For Counsell, the software also teaches wider lessons about the nature of the production environment. “While they are learning concrete lessons about how to perform specific tasks, the students also encounter challenges that aren’t so objective – that’s the beauty of it; learning that not all scenarios in facial animation fit! There are exceptions all the time; that’s the complexity of facial animation. It’s the kind of thing that’s incredibly difficult to teach in the classroom, but on the Stina project, and using Faceware, these lessons arise totally organically.”
There’s one other element of professional production that’s difficult to replicate in a classroom environment, but which forms the very core of the FOAM Digital experience: creative collaboration.
“The retargeting process using Faceware is extremely collaborative,” enthuses Ware-heine. “Every single shape we created to retarget we discussed in depth to make sure we were all on the same page. The process really brings the team together!”
The Next Step
For the team at FOAM Digital and the students of Portsmouth University, the relationship with Faceware has enabled the Stina & the Wolf to reach the next level, and enhanced the educational impact of the project across the board.
“It’s been absolutely amazing,” says Counsell. “Faceware has been so helpful, from getting us set up in the beginning, to dealing with things like supporting our continued use of Softimage, despite the product being discontinued. It’s all been really informal and stress-free.”

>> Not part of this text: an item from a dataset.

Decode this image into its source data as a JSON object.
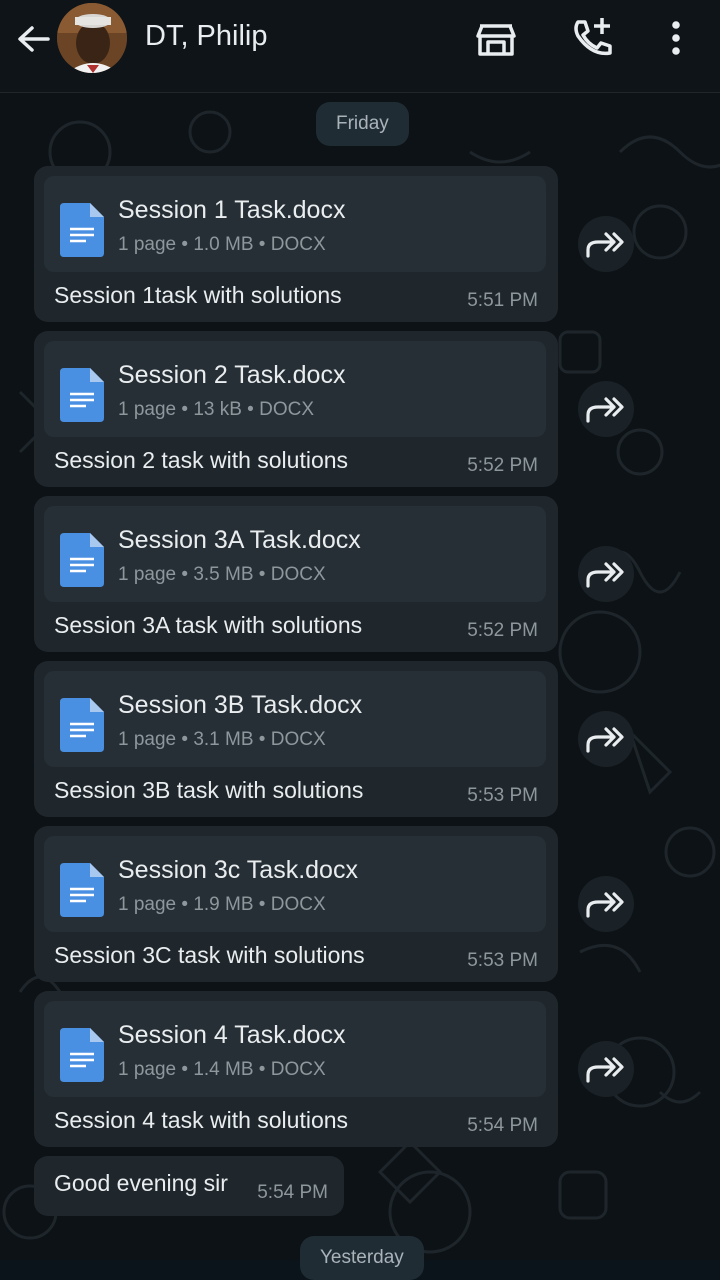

The next steps for the Stina project include finding the least disruptive way to move out of the Softimage pipeline and into Maya, while continuing to search for funding. With a constant influx of students, production will continue into the coming months and years, and Faceware will remain an important part of the mix.
“We’re currently in discussion about the use of Faceware Live,” says Counsell, ruminating on the future. “If we can prepare our video and stream it through Faceware Live we might be able to get rudimentary performances on Unreal Engine, which can then tie into training students in virtual production – we can have them play back pre-scripted animation, and then frame it up with the virtual camera.
“There are so many possibilities, so Faceware will remain a key tool in bringing our vision for the Stina & the Wolf project – and the whole FOAM Digital concept – to life.”